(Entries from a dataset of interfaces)
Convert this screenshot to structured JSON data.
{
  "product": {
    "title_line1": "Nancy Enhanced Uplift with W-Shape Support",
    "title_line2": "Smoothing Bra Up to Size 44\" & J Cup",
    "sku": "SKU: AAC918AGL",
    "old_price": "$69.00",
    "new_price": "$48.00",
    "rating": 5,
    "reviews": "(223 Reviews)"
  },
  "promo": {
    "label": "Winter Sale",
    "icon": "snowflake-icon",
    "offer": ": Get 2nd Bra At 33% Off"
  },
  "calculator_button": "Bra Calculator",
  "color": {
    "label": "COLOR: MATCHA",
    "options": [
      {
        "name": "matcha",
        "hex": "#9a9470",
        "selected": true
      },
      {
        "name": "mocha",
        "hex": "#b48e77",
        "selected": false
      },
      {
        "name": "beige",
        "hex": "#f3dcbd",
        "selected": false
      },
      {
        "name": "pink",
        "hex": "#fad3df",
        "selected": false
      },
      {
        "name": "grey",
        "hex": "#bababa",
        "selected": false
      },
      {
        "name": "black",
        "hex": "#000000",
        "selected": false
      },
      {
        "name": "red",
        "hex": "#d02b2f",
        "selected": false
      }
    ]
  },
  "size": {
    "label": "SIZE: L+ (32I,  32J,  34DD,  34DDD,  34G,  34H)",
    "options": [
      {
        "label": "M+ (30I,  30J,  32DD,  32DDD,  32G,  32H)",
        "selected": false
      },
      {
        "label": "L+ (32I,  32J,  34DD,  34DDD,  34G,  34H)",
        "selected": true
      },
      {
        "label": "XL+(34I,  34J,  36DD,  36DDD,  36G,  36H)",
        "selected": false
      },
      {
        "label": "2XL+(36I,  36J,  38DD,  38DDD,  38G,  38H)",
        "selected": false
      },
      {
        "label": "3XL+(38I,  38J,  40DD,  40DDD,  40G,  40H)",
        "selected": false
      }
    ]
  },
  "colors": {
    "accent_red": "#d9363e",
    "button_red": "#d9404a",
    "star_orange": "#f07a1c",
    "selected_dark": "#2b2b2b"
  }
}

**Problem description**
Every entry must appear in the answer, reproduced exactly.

**Response to the task**
Convert this screenshot to structured JSON data.
{
  "product": {
    "title_line1": "Nancy Enhanced Uplift with W-Shape Support",
    "title_line2": "Smoothing Bra Up to Size 44\" & J Cup",
    "sku": "SKU: AAC918AGL",
    "old_price": "$69.00",
    "new_price": "$48.00",
    "rating": 5,
    "reviews": "(223 Reviews)"
  },
  "promo": {
    "label": "Winter Sale",
    "icon": "snowflake-icon",
    "offer": ": Get 2nd Bra At 33% Off"
  },
  "calculator_button": "Bra Calculator",
  "color": {
    "label": "COLOR: MATCHA",
    "options": [
      {
        "name": "matcha",
        "hex": "#9a9470",
        "selected": true
      },
      {
        "name": "mocha",
        "hex": "#b48e77",
        "selected": false
      },
      {
        "name": "beige",
        "hex": "#f3dcbd",
        "selected": false
      },
      {
        "name": "pink",
        "hex": "#fad3df",
        "selected": false
      },
      {
        "name": "grey",
        "hex": "#bababa",
        "selected": false
      },
      {
        "name": "black",
        "hex": "#000000",
        "selected": false
      },
      {
        "name": "red",
        "hex": "#d02b2f",
        "selected": false
      }
    ]
  },
  "size": {
    "label": "SIZE: L+ (32I,  32J,  34DD,  34DDD,  34G,  34H)",
    "options": [
      {
        "label": "M+ (30I,  30J,  32DD,  32DDD,  32G,  32H)",
        "selected": false
      },
      {
        "label": "L+ (32I,  32J,  34DD,  34DDD,  34G,  34H)",
        "selected": true
      },
      {
        "label": "XL+(34I,  34J,  36DD,  36DDD,  36G,  36H)",
        "selected": false
      },
      {
        "label": "2XL+(36I,  36J,  38DD,  38DDD,  38G,  38H)",
        "selected": false
      },
      {
        "label": "3XL+(38I,  38J,  40DD,  40DDD,  40G,  40H)",
        "selected": false
      }
    ]
  },
  "colors": {
    "accent_red": "#d9363e",
    "button_red": "#d9404a",
    "star_orange": "#f07a1c",
    "selected_dark": "#2b2b2b"
  }
}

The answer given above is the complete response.